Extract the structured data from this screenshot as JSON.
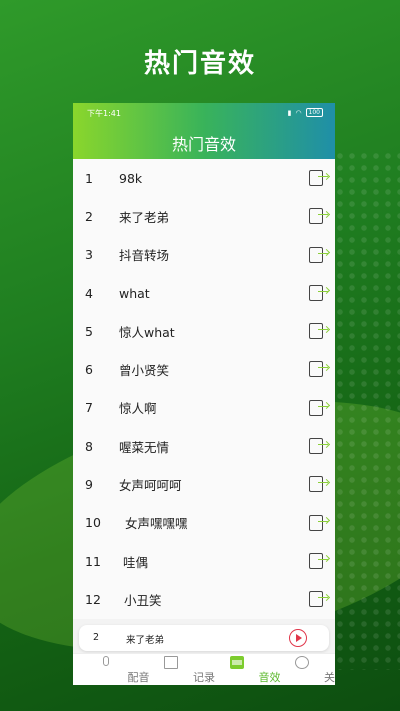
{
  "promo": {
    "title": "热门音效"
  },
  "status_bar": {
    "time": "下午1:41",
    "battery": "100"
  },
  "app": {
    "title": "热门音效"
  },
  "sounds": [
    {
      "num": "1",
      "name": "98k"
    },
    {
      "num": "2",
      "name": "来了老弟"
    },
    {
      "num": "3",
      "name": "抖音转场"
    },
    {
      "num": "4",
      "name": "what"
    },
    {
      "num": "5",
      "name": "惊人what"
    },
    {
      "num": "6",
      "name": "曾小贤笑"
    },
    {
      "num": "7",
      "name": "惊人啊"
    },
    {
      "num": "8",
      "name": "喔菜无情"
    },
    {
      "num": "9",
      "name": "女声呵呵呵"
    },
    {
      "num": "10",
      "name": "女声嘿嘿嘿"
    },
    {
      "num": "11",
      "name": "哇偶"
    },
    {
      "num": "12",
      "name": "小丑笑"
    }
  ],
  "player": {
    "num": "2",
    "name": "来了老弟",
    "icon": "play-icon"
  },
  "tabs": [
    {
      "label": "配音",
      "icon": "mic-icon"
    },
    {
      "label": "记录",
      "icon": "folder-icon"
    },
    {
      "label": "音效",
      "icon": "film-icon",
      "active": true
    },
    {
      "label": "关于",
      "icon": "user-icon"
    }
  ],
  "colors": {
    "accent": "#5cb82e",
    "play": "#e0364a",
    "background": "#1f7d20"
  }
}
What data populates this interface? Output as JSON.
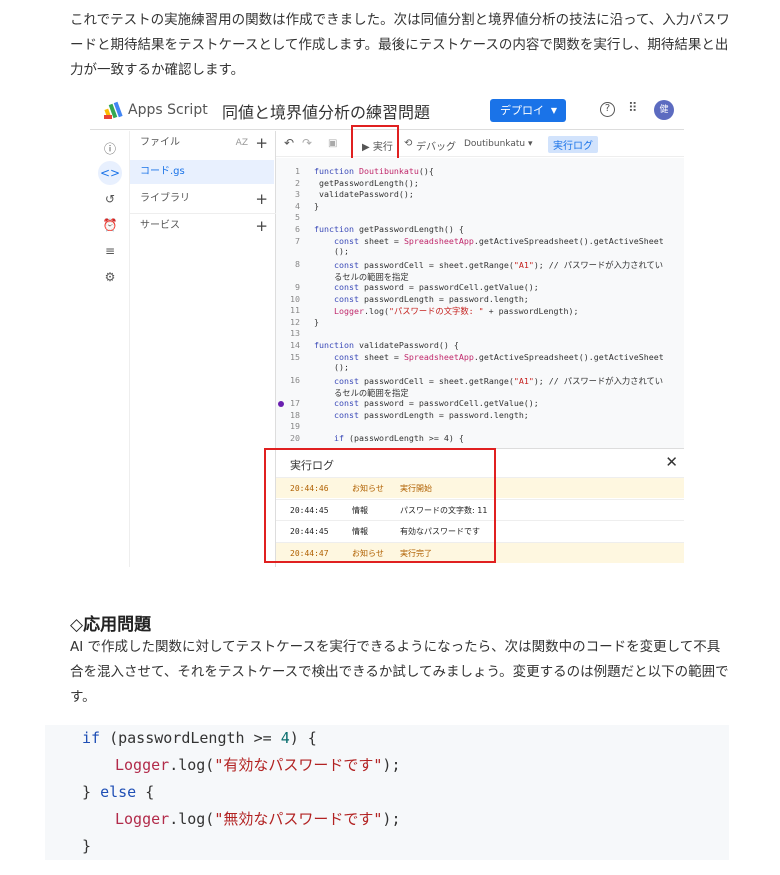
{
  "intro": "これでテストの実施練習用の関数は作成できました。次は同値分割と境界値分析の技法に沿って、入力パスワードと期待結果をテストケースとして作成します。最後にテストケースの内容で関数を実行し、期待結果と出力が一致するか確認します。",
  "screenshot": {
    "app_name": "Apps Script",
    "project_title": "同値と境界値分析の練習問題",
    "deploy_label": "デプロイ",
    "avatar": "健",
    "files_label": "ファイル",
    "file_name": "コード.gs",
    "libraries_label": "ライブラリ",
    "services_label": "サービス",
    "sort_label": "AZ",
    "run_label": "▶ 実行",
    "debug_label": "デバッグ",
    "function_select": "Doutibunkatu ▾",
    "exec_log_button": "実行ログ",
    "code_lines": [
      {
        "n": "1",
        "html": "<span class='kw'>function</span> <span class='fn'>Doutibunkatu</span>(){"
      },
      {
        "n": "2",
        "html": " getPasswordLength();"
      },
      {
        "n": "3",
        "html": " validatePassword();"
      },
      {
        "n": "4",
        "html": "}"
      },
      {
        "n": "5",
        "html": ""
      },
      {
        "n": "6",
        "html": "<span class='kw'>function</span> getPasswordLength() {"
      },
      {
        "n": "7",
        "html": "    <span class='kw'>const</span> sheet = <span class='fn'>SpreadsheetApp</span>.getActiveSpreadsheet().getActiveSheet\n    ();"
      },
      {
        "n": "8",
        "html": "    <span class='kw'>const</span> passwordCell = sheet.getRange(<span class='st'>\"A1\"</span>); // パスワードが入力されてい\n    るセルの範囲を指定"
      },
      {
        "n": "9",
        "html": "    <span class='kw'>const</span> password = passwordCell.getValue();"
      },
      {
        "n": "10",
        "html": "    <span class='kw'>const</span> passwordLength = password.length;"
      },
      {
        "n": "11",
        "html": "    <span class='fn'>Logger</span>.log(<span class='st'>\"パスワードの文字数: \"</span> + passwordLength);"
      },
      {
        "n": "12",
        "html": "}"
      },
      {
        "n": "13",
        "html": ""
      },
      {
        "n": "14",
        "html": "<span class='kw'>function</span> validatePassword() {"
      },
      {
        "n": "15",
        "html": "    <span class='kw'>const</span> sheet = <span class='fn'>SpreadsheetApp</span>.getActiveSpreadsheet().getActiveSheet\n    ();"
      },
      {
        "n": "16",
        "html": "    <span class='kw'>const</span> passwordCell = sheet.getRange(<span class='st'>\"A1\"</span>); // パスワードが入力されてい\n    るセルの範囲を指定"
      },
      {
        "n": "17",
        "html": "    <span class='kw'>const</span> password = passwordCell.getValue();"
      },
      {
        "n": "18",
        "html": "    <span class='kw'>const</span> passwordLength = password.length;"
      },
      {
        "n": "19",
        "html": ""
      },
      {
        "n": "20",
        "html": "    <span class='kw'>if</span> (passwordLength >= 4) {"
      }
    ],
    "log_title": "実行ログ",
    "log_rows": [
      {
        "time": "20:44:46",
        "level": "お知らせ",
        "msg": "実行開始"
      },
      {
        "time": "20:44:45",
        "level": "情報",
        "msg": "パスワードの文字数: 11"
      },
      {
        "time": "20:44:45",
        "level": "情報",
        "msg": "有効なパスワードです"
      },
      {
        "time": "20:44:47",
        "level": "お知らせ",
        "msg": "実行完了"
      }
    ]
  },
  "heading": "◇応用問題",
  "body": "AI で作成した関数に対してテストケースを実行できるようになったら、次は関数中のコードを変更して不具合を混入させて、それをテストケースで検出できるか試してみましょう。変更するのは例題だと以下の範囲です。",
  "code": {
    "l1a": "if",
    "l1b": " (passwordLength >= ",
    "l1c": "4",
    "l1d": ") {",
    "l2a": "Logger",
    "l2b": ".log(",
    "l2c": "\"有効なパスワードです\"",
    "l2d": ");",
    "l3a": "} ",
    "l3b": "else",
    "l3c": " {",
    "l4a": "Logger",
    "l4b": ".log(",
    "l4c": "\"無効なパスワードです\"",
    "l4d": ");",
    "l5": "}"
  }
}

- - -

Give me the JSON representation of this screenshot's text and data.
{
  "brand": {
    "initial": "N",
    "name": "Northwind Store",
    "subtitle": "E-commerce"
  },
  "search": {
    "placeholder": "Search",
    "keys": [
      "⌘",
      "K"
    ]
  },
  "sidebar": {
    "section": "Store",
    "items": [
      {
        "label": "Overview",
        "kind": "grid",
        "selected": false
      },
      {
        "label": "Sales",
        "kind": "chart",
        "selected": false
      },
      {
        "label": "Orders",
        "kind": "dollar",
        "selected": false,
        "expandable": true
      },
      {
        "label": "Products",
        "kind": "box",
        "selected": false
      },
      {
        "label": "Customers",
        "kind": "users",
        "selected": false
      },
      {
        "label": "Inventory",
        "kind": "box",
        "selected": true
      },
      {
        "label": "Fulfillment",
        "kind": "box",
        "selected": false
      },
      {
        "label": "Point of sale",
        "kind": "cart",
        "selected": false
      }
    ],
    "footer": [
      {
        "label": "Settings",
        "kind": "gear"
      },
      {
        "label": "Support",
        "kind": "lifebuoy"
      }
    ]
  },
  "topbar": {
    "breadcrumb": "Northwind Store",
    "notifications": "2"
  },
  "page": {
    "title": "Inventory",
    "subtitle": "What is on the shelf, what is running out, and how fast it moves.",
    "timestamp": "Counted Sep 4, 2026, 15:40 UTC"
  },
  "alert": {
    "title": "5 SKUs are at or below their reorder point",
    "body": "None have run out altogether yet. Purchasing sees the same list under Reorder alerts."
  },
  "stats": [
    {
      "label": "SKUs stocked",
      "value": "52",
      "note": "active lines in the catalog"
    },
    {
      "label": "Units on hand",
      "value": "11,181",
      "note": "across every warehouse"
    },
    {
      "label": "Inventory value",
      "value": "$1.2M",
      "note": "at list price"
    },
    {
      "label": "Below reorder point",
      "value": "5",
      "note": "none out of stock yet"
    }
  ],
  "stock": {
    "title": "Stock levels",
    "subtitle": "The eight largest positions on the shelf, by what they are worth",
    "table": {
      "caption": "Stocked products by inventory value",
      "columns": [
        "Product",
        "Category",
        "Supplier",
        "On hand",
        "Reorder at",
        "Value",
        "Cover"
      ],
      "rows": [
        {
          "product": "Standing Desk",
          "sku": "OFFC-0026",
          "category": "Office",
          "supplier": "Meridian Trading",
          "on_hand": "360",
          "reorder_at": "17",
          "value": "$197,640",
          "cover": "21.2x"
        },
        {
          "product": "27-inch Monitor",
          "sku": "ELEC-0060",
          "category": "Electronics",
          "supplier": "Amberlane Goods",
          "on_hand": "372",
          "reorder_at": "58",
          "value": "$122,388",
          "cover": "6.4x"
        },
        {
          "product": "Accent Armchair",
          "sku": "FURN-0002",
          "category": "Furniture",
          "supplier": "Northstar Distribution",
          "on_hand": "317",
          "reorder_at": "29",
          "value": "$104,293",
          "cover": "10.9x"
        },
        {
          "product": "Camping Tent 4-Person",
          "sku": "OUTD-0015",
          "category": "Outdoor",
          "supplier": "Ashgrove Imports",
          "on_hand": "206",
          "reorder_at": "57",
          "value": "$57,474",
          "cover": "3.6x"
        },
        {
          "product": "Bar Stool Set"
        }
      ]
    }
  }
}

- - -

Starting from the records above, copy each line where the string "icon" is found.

Response for this exercise –
    "icon": "play-icon"
      "icon": "mic-icon"
      "icon": "folder-icon"
      "icon": "film-icon",
      "icon": "user-icon"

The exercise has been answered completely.